The report states that drivers at the Reagan National Airport had figured out a way to artificially trigger surge pricing on their apps: by simultaneously switching off them. “All the airplanes we know when they land. So five minutes before, we turn all our apps off all of us at the same time. All of us we turn our apps off,” one driver told WJLA. “They surge, $10, $12, sometimes $19. Then we turn our app on. Everyone will get the surge.”
WJLA followed up with a report that suggests the practice takes place not only in D.C. but all across the States. A rideshare driver from Florida claimed on YouTube that “We all know, rule number one, we don’t talk about ‘Surge Club. Come on now. If you’re doing something you shouldn’t be doing, you don’t go tell the world about it.” He continued, “People have been doing this for a long, long time.” Many of the drivers interviewed confessed that it’s not something they want to do, but they feel forced to do it, following three years of pay cuts from the ridesharing giants.
In response, Uber has issued a statement to WJLA claiming that it has taken steps to address this: “We have taken steps to address fraudulent behavior … engaging in this behavior may result in removal.” Its competitor Lyft has also a statement with a similar sentiment.
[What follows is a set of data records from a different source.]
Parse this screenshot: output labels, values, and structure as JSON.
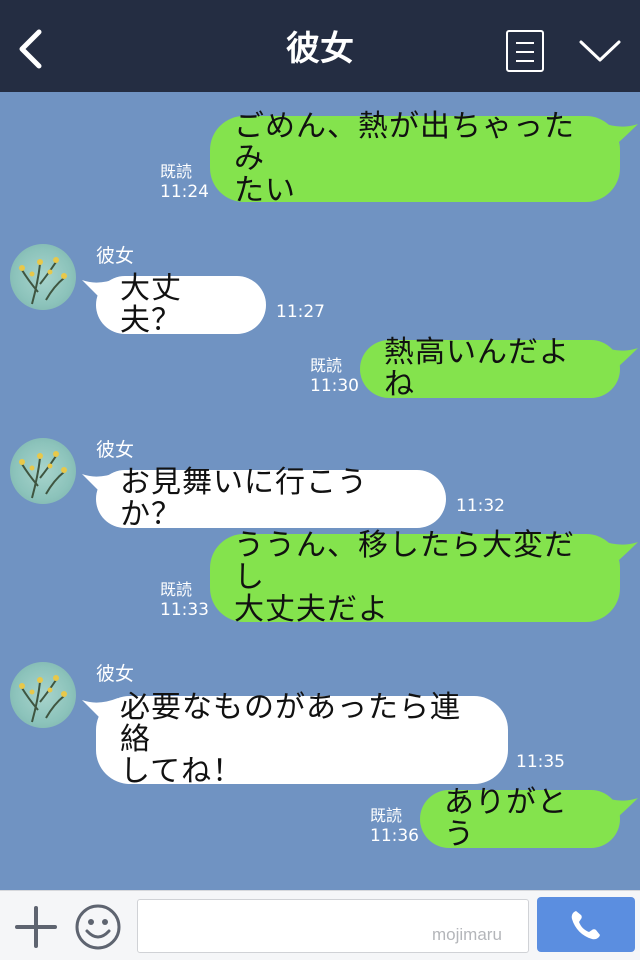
{
  "header": {
    "title": "彼女",
    "back_icon": "back-chevron-icon",
    "menu_icon": "menu-list-icon",
    "collapse_icon": "chevron-down-icon"
  },
  "messages": [
    {
      "from": "me",
      "lines": [
        "ごめん、熱が出ちゃったみ",
        "たい"
      ],
      "read": "既読",
      "time": "11:24"
    },
    {
      "from": "them",
      "sender": "彼女",
      "lines": [
        "大丈夫？"
      ],
      "time": "11:27"
    },
    {
      "from": "me",
      "lines": [
        "熱高いんだよね"
      ],
      "read": "既読",
      "time": "11:30"
    },
    {
      "from": "them",
      "sender": "彼女",
      "lines": [
        "お見舞いに行こうか？"
      ],
      "time": "11:32"
    },
    {
      "from": "me",
      "lines": [
        "ううん、移したら大変だし",
        "大丈夫だよ"
      ],
      "read": "既読",
      "time": "11:33"
    },
    {
      "from": "them",
      "sender": "彼女",
      "lines": [
        "必要なものがあったら連絡",
        "してね！"
      ],
      "time": "11:35"
    },
    {
      "from": "me",
      "lines": [
        "ありがとう"
      ],
      "read": "既読",
      "time": "11:36"
    }
  ],
  "input": {
    "placeholder": "",
    "watermark": "mojimaru"
  },
  "colors": {
    "header_bg": "#242d42",
    "chat_bg": "#7093c2",
    "my_bubble": "#84e34d",
    "their_bubble": "#ffffff",
    "call_button": "#5b8ee0"
  }
}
This news comes after Uber’s recent unveiling of its Elevate service — a project to make flying taxis a reality.